LAST UPDATED: 04:53 a.m. HST, Aug 13, 2013
JERUSALEM » The Israeli military shot down a rocket launched toward a Red Sea resort town near the border with Egypt today, the army said.
It was the first time Israel's Iron Dome missile defense system successfully intercepted a rocket attack on the resort of Eilat, the military said. The incident came after days of heightened tension along the Egypt-Israel border.
The army said the rocket was intercepted early today and that there were no injuries. It didn't provide more details and declined to comment on the origins of the projectile.
An al-Qaida-inspired militant group based in Egypt's Sinai Peninsula, Ansar Jerusalem, claimed responsibility for launching the rocket in an email to The Associated Press. The little known group is hostile to both Israel and Egypt and was behind an attack in August 2011 near Eilat that killed eight people.
In Cairo, Egypt's state MENA news agency quoted an unnamed security official as saying authorities could not confirm that the rocket was launched from Sinai. The report said Egyptian forces were investigating.
Most Iron Dome batteries have been deployed along Israel's border with Gaza, and the missile defense system intercepted rockets during Israel's fighting with Gaza militants in 2012. Other batteries have been placed on Israel's border with Lebanon.
Last Thursday, Israel briefly closed the Eilat airport in response to unspecified security warnings.
The following day, five suspected Islamic militants were killed in Egypt's volatile Sinai Peninsula, and a rocket launcher there was reportedly destroyed, according to Egyptian officials. Ansar Jerusalem said four of its men were killed in the strike and blamed the deaths on Israel. The discrepancy between the group's death toll and the one offered by Egyptian authorities could not be reconciled.
Egyptian security officials attributed Friday's strike to a drone fired from the Israeli side of the border, but Israel has remained silent about the attack, likely out of concerns about exposing Egypt's military to domestic criticism over an Israeli strike on its soil.

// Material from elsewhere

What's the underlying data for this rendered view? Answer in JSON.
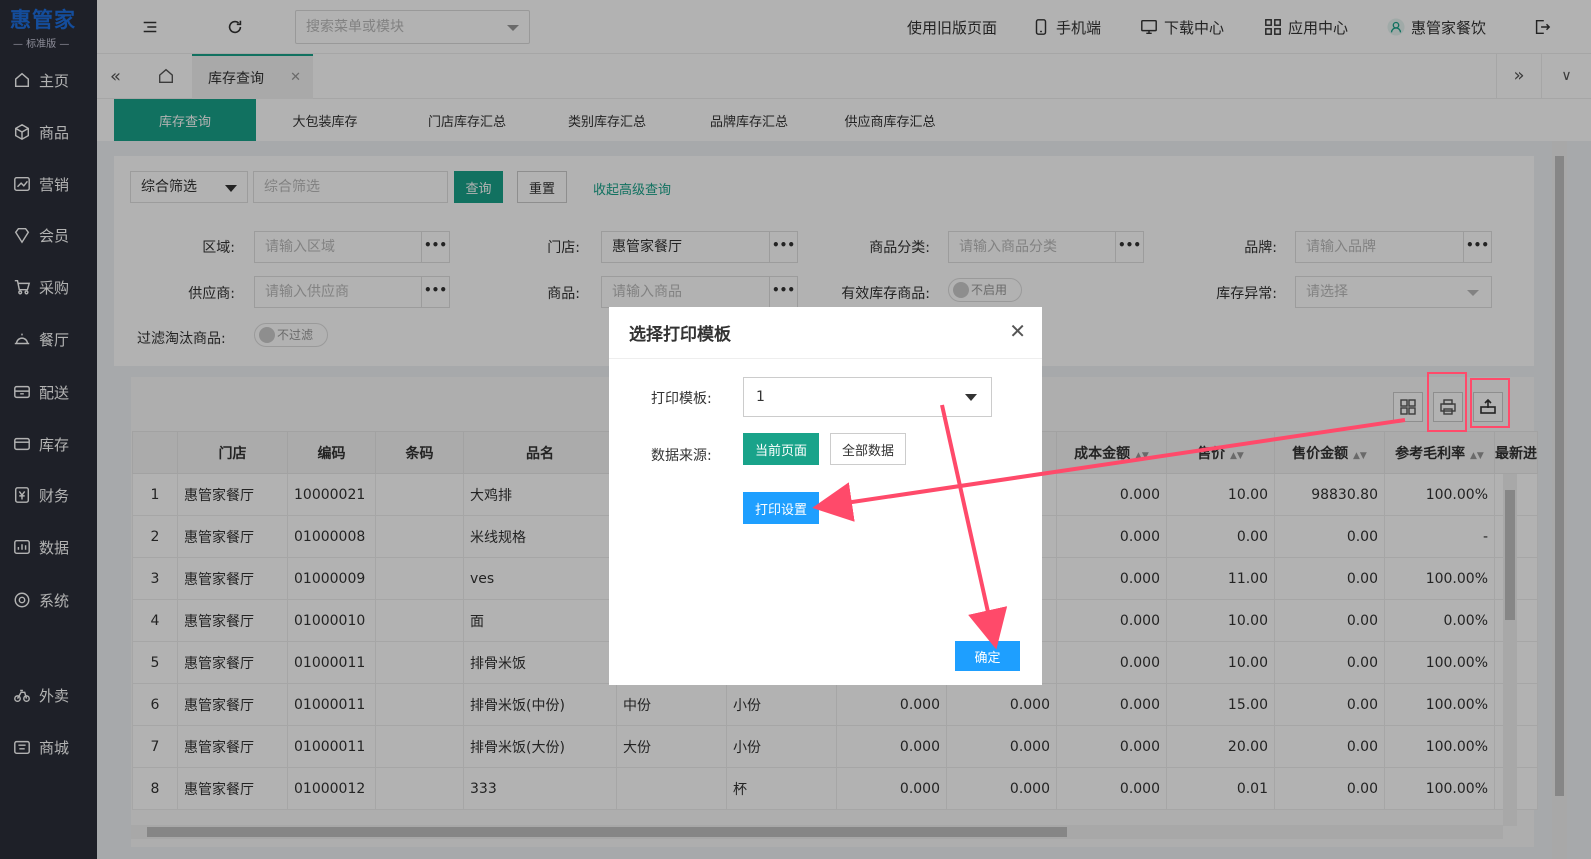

Egypt and Israel signed a peace treaty in 1979, but many in Egypt still view Israel with suspicion.
Associated Press writer Ibrahim Barzak in Gaza City, Gaza Strip, contributed to this report.